▶ [Exercise prompt] Write the records out again. Match them exactly.

▶ [Input]
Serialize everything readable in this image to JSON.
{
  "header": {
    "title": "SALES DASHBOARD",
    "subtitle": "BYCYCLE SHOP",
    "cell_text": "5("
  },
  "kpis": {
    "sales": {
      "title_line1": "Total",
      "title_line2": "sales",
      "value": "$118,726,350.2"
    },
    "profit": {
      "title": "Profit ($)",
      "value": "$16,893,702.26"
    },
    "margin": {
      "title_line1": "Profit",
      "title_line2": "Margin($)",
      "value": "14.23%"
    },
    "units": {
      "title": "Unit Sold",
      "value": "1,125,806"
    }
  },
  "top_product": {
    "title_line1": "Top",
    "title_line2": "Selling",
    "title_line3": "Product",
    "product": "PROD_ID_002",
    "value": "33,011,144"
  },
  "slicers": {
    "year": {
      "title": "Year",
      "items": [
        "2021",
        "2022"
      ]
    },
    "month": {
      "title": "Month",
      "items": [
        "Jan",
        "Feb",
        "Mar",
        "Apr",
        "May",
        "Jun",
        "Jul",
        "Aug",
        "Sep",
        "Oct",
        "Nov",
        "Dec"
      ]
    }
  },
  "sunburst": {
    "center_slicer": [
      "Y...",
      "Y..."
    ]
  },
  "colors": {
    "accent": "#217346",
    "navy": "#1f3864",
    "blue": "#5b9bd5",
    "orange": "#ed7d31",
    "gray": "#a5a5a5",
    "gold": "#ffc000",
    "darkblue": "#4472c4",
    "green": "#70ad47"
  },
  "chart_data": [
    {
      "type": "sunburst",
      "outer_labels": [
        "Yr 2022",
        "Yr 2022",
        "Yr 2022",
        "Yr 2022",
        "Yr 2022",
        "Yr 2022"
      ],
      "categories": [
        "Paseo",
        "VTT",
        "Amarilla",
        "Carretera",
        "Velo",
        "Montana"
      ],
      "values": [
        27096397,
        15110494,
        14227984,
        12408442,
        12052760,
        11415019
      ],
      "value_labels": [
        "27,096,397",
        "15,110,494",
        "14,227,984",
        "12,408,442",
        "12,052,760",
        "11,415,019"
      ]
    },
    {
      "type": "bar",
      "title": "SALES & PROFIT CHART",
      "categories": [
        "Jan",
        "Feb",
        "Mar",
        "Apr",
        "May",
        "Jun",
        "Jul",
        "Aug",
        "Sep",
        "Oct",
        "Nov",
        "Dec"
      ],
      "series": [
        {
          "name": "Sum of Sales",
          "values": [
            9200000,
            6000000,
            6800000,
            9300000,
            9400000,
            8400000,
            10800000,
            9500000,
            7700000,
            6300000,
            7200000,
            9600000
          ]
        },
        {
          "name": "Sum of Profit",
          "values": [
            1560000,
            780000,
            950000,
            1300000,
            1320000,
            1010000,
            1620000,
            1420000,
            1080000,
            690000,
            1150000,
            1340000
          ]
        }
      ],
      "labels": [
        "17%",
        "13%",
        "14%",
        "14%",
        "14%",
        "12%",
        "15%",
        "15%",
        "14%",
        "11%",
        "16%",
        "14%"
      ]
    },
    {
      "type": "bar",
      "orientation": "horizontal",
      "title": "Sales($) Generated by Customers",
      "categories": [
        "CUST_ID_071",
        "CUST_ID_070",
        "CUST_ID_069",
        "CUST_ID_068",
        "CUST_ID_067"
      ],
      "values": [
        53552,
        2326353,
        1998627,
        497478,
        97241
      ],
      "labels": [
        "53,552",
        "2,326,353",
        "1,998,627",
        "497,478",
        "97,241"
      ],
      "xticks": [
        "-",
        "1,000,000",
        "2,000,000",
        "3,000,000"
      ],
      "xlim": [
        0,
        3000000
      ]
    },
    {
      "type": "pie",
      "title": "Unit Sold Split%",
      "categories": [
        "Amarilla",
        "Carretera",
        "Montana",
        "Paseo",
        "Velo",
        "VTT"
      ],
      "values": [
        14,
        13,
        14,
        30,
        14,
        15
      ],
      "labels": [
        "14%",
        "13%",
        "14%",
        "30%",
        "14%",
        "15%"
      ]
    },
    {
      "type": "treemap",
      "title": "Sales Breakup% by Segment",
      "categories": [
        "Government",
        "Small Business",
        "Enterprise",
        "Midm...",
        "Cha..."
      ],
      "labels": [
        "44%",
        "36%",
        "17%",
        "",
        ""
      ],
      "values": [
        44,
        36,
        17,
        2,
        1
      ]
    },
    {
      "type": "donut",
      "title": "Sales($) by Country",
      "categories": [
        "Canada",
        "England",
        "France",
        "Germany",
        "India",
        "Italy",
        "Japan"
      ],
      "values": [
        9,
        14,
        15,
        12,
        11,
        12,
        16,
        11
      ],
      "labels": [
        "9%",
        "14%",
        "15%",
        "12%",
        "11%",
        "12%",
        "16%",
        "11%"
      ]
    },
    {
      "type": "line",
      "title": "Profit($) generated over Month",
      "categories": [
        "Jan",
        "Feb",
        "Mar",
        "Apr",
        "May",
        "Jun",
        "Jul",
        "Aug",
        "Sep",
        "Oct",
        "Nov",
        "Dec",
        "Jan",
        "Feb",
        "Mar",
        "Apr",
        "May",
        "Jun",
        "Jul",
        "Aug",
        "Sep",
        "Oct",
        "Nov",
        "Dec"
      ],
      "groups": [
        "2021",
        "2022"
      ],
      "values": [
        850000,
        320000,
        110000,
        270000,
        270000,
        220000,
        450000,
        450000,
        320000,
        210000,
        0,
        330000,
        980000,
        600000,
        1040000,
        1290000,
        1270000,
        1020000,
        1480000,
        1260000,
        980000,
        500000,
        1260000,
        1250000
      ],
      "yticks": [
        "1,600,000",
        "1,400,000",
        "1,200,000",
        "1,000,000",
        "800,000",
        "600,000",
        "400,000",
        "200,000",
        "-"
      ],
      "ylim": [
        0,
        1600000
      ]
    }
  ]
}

▶ [Answer area]
Serialize everything readable in this image to JSON.
{
  "header": {
    "title": "SALES DASHBOARD",
    "subtitle": "BYCYCLE SHOP",
    "cell_text": "5("
  },
  "kpis": {
    "sales": {
      "title_line1": "Total",
      "title_line2": "sales",
      "value": "$118,726,350.2"
    },
    "profit": {
      "title": "Profit ($)",
      "value": "$16,893,702.26"
    },
    "margin": {
      "title_line1": "Profit",
      "title_line2": "Margin($)",
      "value": "14.23%"
    },
    "units": {
      "title": "Unit Sold",
      "value": "1,125,806"
    }
  },
  "top_product": {
    "title_line1": "Top",
    "title_line2": "Selling",
    "title_line3": "Product",
    "product": "PROD_ID_002",
    "value": "33,011,144"
  },
  "slicers": {
    "year": {
      "title": "Year",
      "items": [
        "2021",
        "2022"
      ]
    },
    "month": {
      "title": "Month",
      "items": [
        "Jan",
        "Feb",
        "Mar",
        "Apr",
        "May",
        "Jun",
        "Jul",
        "Aug",
        "Sep",
        "Oct",
        "Nov",
        "Dec"
      ]
    }
  },
  "sunburst": {
    "center_slicer": [
      "Y...",
      "Y..."
    ]
  },
  "colors": {
    "accent": "#217346",
    "navy": "#1f3864",
    "blue": "#5b9bd5",
    "orange": "#ed7d31",
    "gray": "#a5a5a5",
    "gold": "#ffc000",
    "darkblue": "#4472c4",
    "green": "#70ad47"
  },
  "chart_data": [
    {
      "type": "sunburst",
      "outer_labels": [
        "Yr 2022",
        "Yr 2022",
        "Yr 2022",
        "Yr 2022",
        "Yr 2022",
        "Yr 2022"
      ],
      "categories": [
        "Paseo",
        "VTT",
        "Amarilla",
        "Carretera",
        "Velo",
        "Montana"
      ],
      "values": [
        27096397,
        15110494,
        14227984,
        12408442,
        12052760,
        11415019
      ],
      "value_labels": [
        "27,096,397",
        "15,110,494",
        "14,227,984",
        "12,408,442",
        "12,052,760",
        "11,415,019"
      ]
    },
    {
      "type": "bar",
      "title": "SALES & PROFIT CHART",
      "categories": [
        "Jan",
        "Feb",
        "Mar",
        "Apr",
        "May",
        "Jun",
        "Jul",
        "Aug",
        "Sep",
        "Oct",
        "Nov",
        "Dec"
      ],
      "series": [
        {
          "name": "Sum of Sales",
          "values": [
            9200000,
            6000000,
            6800000,
            9300000,
            9400000,
            8400000,
            10800000,
            9500000,
            7700000,
            6300000,
            7200000,
            9600000
          ]
        },
        {
          "name": "Sum of Profit",
          "values": [
            1560000,
            780000,
            950000,
            1300000,
            1320000,
            1010000,
            1620000,
            1420000,
            1080000,
            690000,
            1150000,
            1340000
          ]
        }
      ],
      "labels": [
        "17%",
        "13%",
        "14%",
        "14%",
        "14%",
        "12%",
        "15%",
        "15%",
        "14%",
        "11%",
        "16%",
        "14%"
      ]
    },
    {
      "type": "bar",
      "orientation": "horizontal",
      "title": "Sales($) Generated by Customers",
      "categories": [
        "CUST_ID_071",
        "CUST_ID_070",
        "CUST_ID_069",
        "CUST_ID_068",
        "CUST_ID_067"
      ],
      "values": [
        53552,
        2326353,
        1998627,
        497478,
        97241
      ],
      "labels": [
        "53,552",
        "2,326,353",
        "1,998,627",
        "497,478",
        "97,241"
      ],
      "xticks": [
        "-",
        "1,000,000",
        "2,000,000",
        "3,000,000"
      ],
      "xlim": [
        0,
        3000000
      ]
    },
    {
      "type": "pie",
      "title": "Unit Sold Split%",
      "categories": [
        "Amarilla",
        "Carretera",
        "Montana",
        "Paseo",
        "Velo",
        "VTT"
      ],
      "values": [
        14,
        13,
        14,
        30,
        14,
        15
      ],
      "labels": [
        "14%",
        "13%",
        "14%",
        "30%",
        "14%",
        "15%"
      ]
    },
    {
      "type": "treemap",
      "title": "Sales Breakup% by Segment",
      "categories": [
        "Government",
        "Small Business",
        "Enterprise",
        "Midm...",
        "Cha..."
      ],
      "labels": [
        "44%",
        "36%",
        "17%",
        "",
        ""
      ],
      "values": [
        44,
        36,
        17,
        2,
        1
      ]
    },
    {
      "type": "donut",
      "title": "Sales($) by Country",
      "categories": [
        "Canada",
        "England",
        "France",
        "Germany",
        "India",
        "Italy",
        "Japan"
      ],
      "values": [
        9,
        14,
        15,
        12,
        11,
        12,
        16,
        11
      ],
      "labels": [
        "9%",
        "14%",
        "15%",
        "12%",
        "11%",
        "12%",
        "16%",
        "11%"
      ]
    },
    {
      "type": "line",
      "title": "Profit($) generated over Month",
      "categories": [
        "Jan",
        "Feb",
        "Mar",
        "Apr",
        "May",
        "Jun",
        "Jul",
        "Aug",
        "Sep",
        "Oct",
        "Nov",
        "Dec",
        "Jan",
        "Feb",
        "Mar",
        "Apr",
        "May",
        "Jun",
        "Jul",
        "Aug",
        "Sep",
        "Oct",
        "Nov",
        "Dec"
      ],
      "groups": [
        "2021",
        "2022"
      ],
      "values": [
        850000,
        320000,
        110000,
        270000,
        270000,
        220000,
        450000,
        450000,
        320000,
        210000,
        0,
        330000,
        980000,
        600000,
        1040000,
        1290000,
        1270000,
        1020000,
        1480000,
        1260000,
        980000,
        500000,
        1260000,
        1250000
      ],
      "yticks": [
        "1,600,000",
        "1,400,000",
        "1,200,000",
        "1,000,000",
        "800,000",
        "600,000",
        "400,000",
        "200,000",
        "-"
      ],
      "ylim": [
        0,
        1600000
      ]
    }
  ]
}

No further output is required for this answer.